I know there have been other previous takedowns of the oft repeated phrase “doing more with less” within library circles, but I think I’ve finally hit my own limit. The tipping point came while I was reading this wonderful little blog post “The Hidden Suffering of ‘Good Librarian Syndrome’” when I actually started thinking about the phrase. It’s been a mantra that has been mindlessly and mistakenly uttered in talking about library and budget cuts, but I don’t think anyone has considered the actual implications of what it actually means.

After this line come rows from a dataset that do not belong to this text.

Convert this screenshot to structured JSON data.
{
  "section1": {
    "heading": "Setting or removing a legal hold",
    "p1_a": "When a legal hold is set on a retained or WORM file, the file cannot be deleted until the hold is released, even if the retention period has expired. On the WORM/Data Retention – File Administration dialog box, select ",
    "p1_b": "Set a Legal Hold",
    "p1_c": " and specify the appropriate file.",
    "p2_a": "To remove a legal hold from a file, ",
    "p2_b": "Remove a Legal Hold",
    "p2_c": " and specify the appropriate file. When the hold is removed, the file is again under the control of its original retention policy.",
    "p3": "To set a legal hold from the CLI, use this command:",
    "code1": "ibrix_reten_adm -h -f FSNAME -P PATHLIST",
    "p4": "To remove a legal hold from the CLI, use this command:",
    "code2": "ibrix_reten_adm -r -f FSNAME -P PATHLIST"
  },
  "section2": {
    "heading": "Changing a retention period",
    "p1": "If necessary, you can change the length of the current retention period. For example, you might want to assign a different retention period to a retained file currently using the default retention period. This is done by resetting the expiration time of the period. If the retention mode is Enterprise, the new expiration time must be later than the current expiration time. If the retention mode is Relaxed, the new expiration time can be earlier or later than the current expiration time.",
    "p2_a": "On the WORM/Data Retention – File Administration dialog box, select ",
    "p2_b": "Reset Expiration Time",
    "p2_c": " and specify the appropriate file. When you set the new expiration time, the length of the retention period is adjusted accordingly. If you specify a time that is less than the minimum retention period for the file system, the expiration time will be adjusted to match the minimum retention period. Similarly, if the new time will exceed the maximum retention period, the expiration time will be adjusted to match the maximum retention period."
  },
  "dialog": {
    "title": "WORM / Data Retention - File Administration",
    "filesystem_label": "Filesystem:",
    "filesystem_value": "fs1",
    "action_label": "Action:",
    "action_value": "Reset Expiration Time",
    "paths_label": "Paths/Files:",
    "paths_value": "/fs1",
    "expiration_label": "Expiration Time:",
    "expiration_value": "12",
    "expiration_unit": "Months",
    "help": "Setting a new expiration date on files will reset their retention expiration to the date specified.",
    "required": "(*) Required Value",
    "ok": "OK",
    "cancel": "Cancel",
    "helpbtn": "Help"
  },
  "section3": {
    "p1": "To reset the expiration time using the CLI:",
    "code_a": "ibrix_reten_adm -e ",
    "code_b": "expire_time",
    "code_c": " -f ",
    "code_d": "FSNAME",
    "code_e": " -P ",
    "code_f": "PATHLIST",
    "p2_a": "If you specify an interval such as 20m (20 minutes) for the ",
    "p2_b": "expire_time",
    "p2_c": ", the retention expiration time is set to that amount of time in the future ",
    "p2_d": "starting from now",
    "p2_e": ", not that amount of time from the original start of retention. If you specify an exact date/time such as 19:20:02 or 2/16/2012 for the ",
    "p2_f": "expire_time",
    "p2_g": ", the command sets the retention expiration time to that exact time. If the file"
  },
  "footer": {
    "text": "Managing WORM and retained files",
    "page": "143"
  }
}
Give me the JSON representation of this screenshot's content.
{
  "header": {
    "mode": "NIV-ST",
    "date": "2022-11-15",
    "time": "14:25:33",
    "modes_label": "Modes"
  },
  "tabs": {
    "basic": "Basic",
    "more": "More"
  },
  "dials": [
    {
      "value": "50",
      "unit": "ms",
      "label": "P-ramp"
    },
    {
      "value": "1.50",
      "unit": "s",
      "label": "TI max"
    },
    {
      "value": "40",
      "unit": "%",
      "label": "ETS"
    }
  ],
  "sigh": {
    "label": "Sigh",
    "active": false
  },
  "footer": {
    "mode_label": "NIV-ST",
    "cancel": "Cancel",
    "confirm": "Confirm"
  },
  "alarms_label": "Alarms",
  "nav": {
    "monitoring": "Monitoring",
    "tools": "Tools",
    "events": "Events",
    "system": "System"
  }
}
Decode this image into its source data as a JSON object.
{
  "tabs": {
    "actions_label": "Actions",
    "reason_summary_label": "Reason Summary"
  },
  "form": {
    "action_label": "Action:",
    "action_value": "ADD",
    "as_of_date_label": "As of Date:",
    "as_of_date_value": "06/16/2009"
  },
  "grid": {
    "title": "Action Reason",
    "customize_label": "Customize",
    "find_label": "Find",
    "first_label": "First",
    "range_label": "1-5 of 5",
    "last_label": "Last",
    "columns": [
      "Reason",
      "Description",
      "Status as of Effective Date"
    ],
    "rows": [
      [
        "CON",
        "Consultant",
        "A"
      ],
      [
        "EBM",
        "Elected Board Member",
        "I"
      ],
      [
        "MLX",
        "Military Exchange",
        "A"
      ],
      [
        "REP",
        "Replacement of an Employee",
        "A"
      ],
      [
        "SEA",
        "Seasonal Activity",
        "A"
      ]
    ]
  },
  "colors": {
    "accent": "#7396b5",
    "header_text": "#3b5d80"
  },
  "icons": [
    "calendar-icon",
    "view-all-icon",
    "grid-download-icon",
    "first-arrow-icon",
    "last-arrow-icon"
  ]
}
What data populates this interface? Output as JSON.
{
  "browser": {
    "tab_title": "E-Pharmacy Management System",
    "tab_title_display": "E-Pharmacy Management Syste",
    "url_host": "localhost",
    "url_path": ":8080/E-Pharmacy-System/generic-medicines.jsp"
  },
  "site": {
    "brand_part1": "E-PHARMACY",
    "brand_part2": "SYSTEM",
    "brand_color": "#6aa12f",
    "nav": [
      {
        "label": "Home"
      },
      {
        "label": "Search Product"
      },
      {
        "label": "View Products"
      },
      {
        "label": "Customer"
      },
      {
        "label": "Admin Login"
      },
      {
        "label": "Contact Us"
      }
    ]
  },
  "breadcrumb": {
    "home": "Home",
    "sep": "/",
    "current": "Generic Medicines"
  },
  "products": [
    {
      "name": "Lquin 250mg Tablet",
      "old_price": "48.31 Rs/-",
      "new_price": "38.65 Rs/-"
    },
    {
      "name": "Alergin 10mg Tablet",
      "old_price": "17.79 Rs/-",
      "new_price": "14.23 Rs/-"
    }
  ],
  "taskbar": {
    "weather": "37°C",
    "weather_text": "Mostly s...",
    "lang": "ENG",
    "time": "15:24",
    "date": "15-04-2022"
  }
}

Let’s consider for a moment an hypothetical example of ‘doing more with less’. Imagine you had a pizza (an excellent food choice stand-in for money and budgets) that was cut into eight equal slices in order to feed eight people. Now, because belt tightening, four of those slices were taken away. So, what are your options? You could feed four of the eight people (“doing less with less”); cut those four slices in half so as to feed all eight (“doing the same with less”); or you could cut those remaining pieces twice into twelve sliver pieces so as to feed eight plus another four people (“doing more with less”). In my mind, that last option is the simplest example I can think of in which the end result adheres with the conditions contained within the phrase “doing more with less”. In that situation, it really begs the question as to what those remaining slices look like and if anyone eating them actually feels like they are getting a proper meal.

At one glance, it sounds like our own feeding the multitude moment where librarians are able to provide more (more what? more of everything!) with the resources that we have been allotted. It’s like being MacGyver, except instead of turning a tent into a hang glider we say we can make it into a jet. Budgets are down, but programs and services (and whatever you can think of) are up! All because the community needs us and, as our respective deities/the universe as our witness, we are going to be there to provide.

Provide what? More! With what? Less. Makes sense, right?

From this arises a series of questions that is generates: if you can do more with less, how much less do you need to maintain what you have now? And what were you doing with the “more” you had before? What would a budget restoration mean under this “doing more with less” concept?

Unless someone can unequivocally demonstrate how “doing more with less” is a good thing (which I doubt highly), I think librarians should drop the phrase from their lexicon forever. It does nothing but cover up the real hurt of what budget cuts mean for our communities; because less is less and spinning it into some kind of positive helps no one.

Let’s not kid ourselves anymore on this one.

(h/t: Laura Botts for sharing the blog post on FriendFeed)